* Your objective: Which lines below contain the word "this"? Copy each of them.
[Opening Records shown section]
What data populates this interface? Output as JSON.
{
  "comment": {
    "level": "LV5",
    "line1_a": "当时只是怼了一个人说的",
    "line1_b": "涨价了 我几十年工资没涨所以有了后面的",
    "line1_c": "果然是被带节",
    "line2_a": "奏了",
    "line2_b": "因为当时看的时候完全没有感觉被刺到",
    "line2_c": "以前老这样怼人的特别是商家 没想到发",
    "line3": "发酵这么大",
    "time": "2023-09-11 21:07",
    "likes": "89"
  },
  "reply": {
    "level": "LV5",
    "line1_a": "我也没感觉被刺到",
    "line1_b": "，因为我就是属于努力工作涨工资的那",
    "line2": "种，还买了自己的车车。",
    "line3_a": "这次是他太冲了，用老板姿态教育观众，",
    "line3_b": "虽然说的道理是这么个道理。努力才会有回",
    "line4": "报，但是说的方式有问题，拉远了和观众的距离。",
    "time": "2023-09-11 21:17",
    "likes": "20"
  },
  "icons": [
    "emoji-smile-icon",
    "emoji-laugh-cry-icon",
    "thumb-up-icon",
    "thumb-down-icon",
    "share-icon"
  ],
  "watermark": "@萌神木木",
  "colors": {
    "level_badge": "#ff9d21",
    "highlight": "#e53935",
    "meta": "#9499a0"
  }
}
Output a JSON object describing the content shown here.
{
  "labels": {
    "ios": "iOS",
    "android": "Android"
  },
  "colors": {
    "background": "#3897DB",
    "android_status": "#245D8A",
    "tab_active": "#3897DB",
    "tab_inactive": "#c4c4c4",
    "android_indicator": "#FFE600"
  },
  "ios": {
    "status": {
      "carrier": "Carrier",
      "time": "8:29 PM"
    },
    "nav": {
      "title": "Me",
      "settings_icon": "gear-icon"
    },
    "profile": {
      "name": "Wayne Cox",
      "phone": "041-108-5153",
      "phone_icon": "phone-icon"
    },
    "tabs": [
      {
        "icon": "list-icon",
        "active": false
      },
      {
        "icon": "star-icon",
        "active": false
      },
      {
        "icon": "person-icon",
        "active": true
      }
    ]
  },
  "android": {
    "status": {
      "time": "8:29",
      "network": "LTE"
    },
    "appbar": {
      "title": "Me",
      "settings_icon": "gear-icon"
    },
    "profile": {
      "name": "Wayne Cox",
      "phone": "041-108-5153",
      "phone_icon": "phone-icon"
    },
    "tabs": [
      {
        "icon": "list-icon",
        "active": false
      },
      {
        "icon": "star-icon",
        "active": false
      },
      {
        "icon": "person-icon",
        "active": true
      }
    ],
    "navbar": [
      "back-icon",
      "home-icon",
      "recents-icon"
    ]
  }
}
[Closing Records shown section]
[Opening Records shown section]
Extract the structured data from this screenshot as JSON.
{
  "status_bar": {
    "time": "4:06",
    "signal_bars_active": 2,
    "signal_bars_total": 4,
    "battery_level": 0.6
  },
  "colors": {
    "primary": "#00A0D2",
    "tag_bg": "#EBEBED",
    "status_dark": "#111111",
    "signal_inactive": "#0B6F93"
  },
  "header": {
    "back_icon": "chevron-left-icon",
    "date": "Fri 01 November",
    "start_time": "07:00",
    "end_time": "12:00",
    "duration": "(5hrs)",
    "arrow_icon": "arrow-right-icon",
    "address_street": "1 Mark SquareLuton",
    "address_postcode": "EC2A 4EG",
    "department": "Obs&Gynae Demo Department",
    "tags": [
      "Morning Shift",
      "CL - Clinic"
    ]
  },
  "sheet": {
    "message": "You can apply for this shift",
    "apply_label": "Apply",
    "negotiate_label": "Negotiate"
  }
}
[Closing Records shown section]
* Exercise solution:
What data populates this interface? Output as JSON.
Extract the structured data from this screenshot as JSON.
    "message": "You can apply for this shift",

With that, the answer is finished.